Copy every line from the data below in which the string "NTFS" can be found.

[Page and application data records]
........

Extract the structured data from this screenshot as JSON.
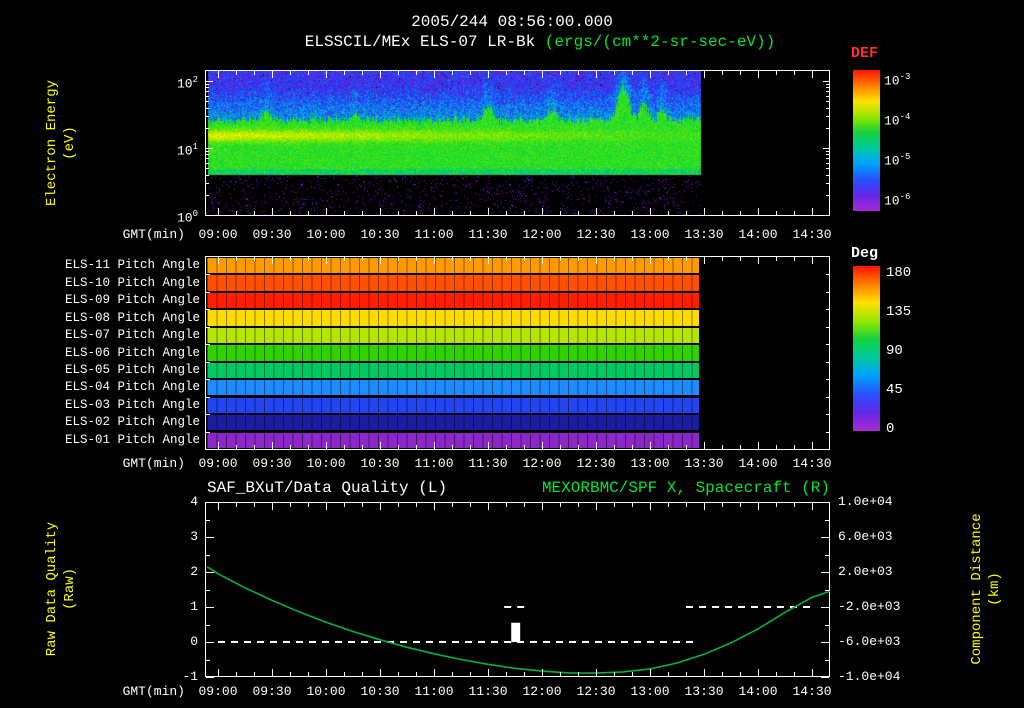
{
  "header": {
    "date_title": "2005/244 08:56:00.000",
    "instrument_title": "ELSSCIL/MEx ELS-07 LR-Bk",
    "units_title": " (ergs/(cm**2-sr-sec-eV))"
  },
  "time_axis": {
    "label": "GMT(min)",
    "tick_labels": [
      "09:00",
      "09:30",
      "10:00",
      "10:30",
      "11:00",
      "11:30",
      "12:00",
      "12:30",
      "13:00",
      "13:30",
      "14:00",
      "14:30"
    ],
    "tick_minutes": [
      540,
      570,
      600,
      630,
      660,
      690,
      720,
      750,
      780,
      810,
      840,
      870
    ],
    "minor_step_min": 10
  },
  "colors": {
    "background": "#000000",
    "axis": "#ffffff",
    "axis_title_yellow": "#ffff00",
    "accent_green": "#00e62e",
    "def_label_red": "#ff3222"
  },
  "chart_data": [
    {
      "type": "heatmap",
      "name": "electron-energy-spectrogram",
      "title": "ELSSCIL/MEx ELS-07 LR-Bk",
      "units": "ergs/(cm**2-sr-sec-eV)",
      "xlabel": "GMT(min)",
      "ylabel_lines": [
        "Electron Energy",
        "(eV)"
      ],
      "y_scale": "log",
      "y_range_eV": [
        1,
        145
      ],
      "y_tick_exponents": [
        2,
        1,
        0
      ],
      "data_time_range": [
        "08:56",
        "13:26"
      ],
      "colorbar": {
        "label": "DEF",
        "label_color": "#ff3222",
        "scale": "log",
        "tick_exponents": [
          -3,
          -4,
          -5,
          -6
        ],
        "gradient_top_to_bottom": [
          "#ff1400",
          "#ff7d00",
          "#ffe100",
          "#96e600",
          "#14d23c",
          "#00c8a0",
          "#00a0ff",
          "#2850ff",
          "#6428e6",
          "#aa28d2"
        ]
      },
      "features": {
        "main_band_eV": [
          5,
          28
        ],
        "main_band_flux": "green ~1e-4",
        "enhanced_line_eV": [
          12,
          20
        ],
        "high_energy_noise_eV": [
          30,
          145
        ],
        "high_energy_flux": "blue ~3e-6",
        "sparse_speckle_eV": [
          1,
          4
        ],
        "plume_times": [
          "11:33",
          "12:08",
          "12:44",
          "13:03"
        ]
      }
    },
    {
      "type": "heatmap",
      "name": "pitch-angle-rows",
      "data_time_range": [
        "09:00",
        "13:26"
      ],
      "colorbar": {
        "label": "Deg",
        "ticks": [
          180,
          135,
          90,
          45,
          0
        ],
        "min": 0,
        "max": 180,
        "gradient_top_to_bottom": [
          "#ff1400",
          "#ff7d00",
          "#ffe100",
          "#96e600",
          "#14d23c",
          "#00c8a0",
          "#00a0ff",
          "#2850ff",
          "#6428e6",
          "#aa28d2"
        ]
      },
      "rows": [
        {
          "label": "ELS-11 Pitch Angle",
          "approx_deg": 155,
          "color": "#ff9b00"
        },
        {
          "label": "ELS-10 Pitch Angle",
          "approx_deg": 166,
          "color": "#ff5000"
        },
        {
          "label": "ELS-09 Pitch Angle",
          "approx_deg": 176,
          "color": "#ff1e00"
        },
        {
          "label": "ELS-08 Pitch Angle",
          "approx_deg": 140,
          "color": "#ffdc00"
        },
        {
          "label": "ELS-07 Pitch Angle",
          "approx_deg": 124,
          "color": "#b4e600"
        },
        {
          "label": "ELS-06 Pitch Angle",
          "approx_deg": 104,
          "color": "#32d200"
        },
        {
          "label": "ELS-05 Pitch Angle",
          "approx_deg": 92,
          "color": "#00c862"
        },
        {
          "label": "ELS-04 Pitch Angle",
          "approx_deg": 64,
          "color": "#1e8cff"
        },
        {
          "label": "ELS-03 Pitch Angle",
          "approx_deg": 46,
          "color": "#2344f0"
        },
        {
          "label": "ELS-02 Pitch Angle",
          "approx_deg": 27,
          "color": "#1c1ca0"
        },
        {
          "label": "ELS-01 Pitch Angle",
          "approx_deg": 9,
          "color": "#8c28c8"
        }
      ]
    },
    {
      "type": "line",
      "name": "data-quality-and-spacecraft-x",
      "title_left": "SAF_BXuT/Data Quality (L)",
      "title_right": "MEXORBMC/SPF X, Spacecraft (R)",
      "left_axis": {
        "label_lines": [
          "Raw Data Quality",
          "(Raw)"
        ],
        "ticks": [
          4,
          3,
          2,
          1,
          0,
          -1
        ],
        "range": [
          -1,
          4
        ]
      },
      "right_axis": {
        "label_lines": [
          "Component Distance",
          "(km)"
        ],
        "tick_labels": [
          "1.0e+04",
          "6.0e+03",
          "2.0e+03",
          "-2.0e+03",
          "-6.0e+03",
          "-1.0e+04"
        ],
        "range": [
          -10000,
          10000
        ]
      },
      "series": [
        {
          "name": "SAF_BXuT/Data Quality",
          "axis": "left",
          "style": "dashed",
          "color": "#ffffff",
          "segments": [
            {
              "value": 0,
              "from": "09:00",
              "to": "13:25"
            },
            {
              "value": 1,
              "from": "11:39",
              "to": "11:51"
            },
            {
              "value": 1,
              "from": "13:20",
              "to": "14:30"
            }
          ],
          "transition_marker": {
            "time": "11:44",
            "value_from": 0,
            "value_to": 0.55
          }
        },
        {
          "name": "MEXORBMC/SPF X, Spacecraft",
          "axis": "right",
          "style": "solid",
          "color": "#00b33c",
          "t_min": [
            534,
            540,
            555,
            570,
            585,
            600,
            615,
            630,
            645,
            660,
            675,
            690,
            705,
            720,
            735,
            750,
            765,
            780,
            795,
            810,
            825,
            840,
            855,
            870,
            880
          ],
          "km": [
            2600,
            1800,
            200,
            -1250,
            -2550,
            -3750,
            -4800,
            -5750,
            -6600,
            -7350,
            -8000,
            -8550,
            -9000,
            -9330,
            -9530,
            -9560,
            -9420,
            -9080,
            -8400,
            -7400,
            -6100,
            -4500,
            -2600,
            -900,
            -200
          ]
        }
      ]
    }
  ]
}
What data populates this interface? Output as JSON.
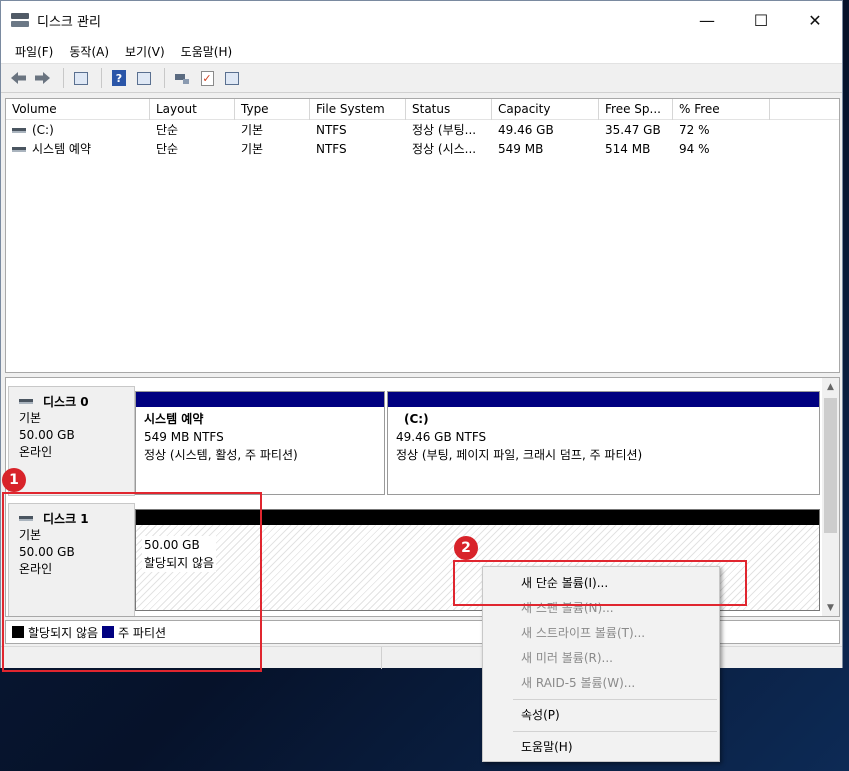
{
  "window": {
    "title": "디스크 관리",
    "controls": {
      "minimize": "—",
      "maximize": "☐",
      "close": "✕"
    }
  },
  "menu": [
    "파일(F)",
    "동작(A)",
    "보기(V)",
    "도움말(H)"
  ],
  "toolbar": {
    "icons": [
      "back-arrow-icon",
      "forward-arrow-icon",
      "console-tree-icon",
      "help-icon",
      "show-pane-icon",
      "connect-icon",
      "check-icon",
      "properties-icon"
    ],
    "help_glyph": "?"
  },
  "volume_list": {
    "columns": [
      "Volume",
      "Layout",
      "Type",
      "File System",
      "Status",
      "Capacity",
      "Free Sp...",
      "% Free"
    ],
    "rows": [
      [
        "(C:)",
        "단순",
        "기본",
        "NTFS",
        "정상 (부팅...",
        "49.46 GB",
        "35.47 GB",
        "72 %"
      ],
      [
        "시스템 예약",
        "단순",
        "기본",
        "NTFS",
        "정상 (시스...",
        "549 MB",
        "514 MB",
        "94 %"
      ]
    ]
  },
  "disks": [
    {
      "name": "디스크 0",
      "type": "기본",
      "size": "50.00 GB",
      "state": "온라인",
      "partitions": [
        {
          "name": "시스템 예약",
          "size_fs": "549 MB NTFS",
          "status": "정상 (시스템, 활성, 주 파티션)"
        },
        {
          "name": "(C:)",
          "size_fs": "49.46 GB NTFS",
          "status": "정상 (부팅, 페이지 파일, 크래시 덤프, 주 파티션)"
        }
      ]
    },
    {
      "name": "디스크 1",
      "type": "기본",
      "size": "50.00 GB",
      "state": "온라인",
      "unallocated": {
        "size": "50.00 GB",
        "label": "할당되지 않음"
      }
    }
  ],
  "legend": [
    {
      "label": "할당되지 않음",
      "color": "#000000"
    },
    {
      "label": "주 파티션",
      "color": "#000080"
    }
  ],
  "context_menu": {
    "items": [
      {
        "label": "새 단순 볼륨(I)...",
        "enabled": true
      },
      {
        "label": "새 스팬 볼륨(N)...",
        "enabled": false
      },
      {
        "label": "새 스트라이프 볼륨(T)...",
        "enabled": false
      },
      {
        "label": "새 미러 볼륨(R)...",
        "enabled": false
      },
      {
        "label": "새 RAID-5 볼륨(W)...",
        "enabled": false
      },
      {
        "label": "속성(P)",
        "enabled": true
      },
      {
        "label": "도움말(H)",
        "enabled": true
      }
    ]
  },
  "annotations": {
    "badge_1": "1",
    "badge_2": "2",
    "highlight_color": "#e0262f"
  },
  "colors": {
    "primary_partition": "#000080",
    "unallocated": "#000000",
    "badge": "#d8232a"
  }
}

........

**SOLUTION:**
        "NTFS",
        "NTFS",
          "size_fs": "549 MB NTFS",
          "size_fs": "49.46 GB NTFS",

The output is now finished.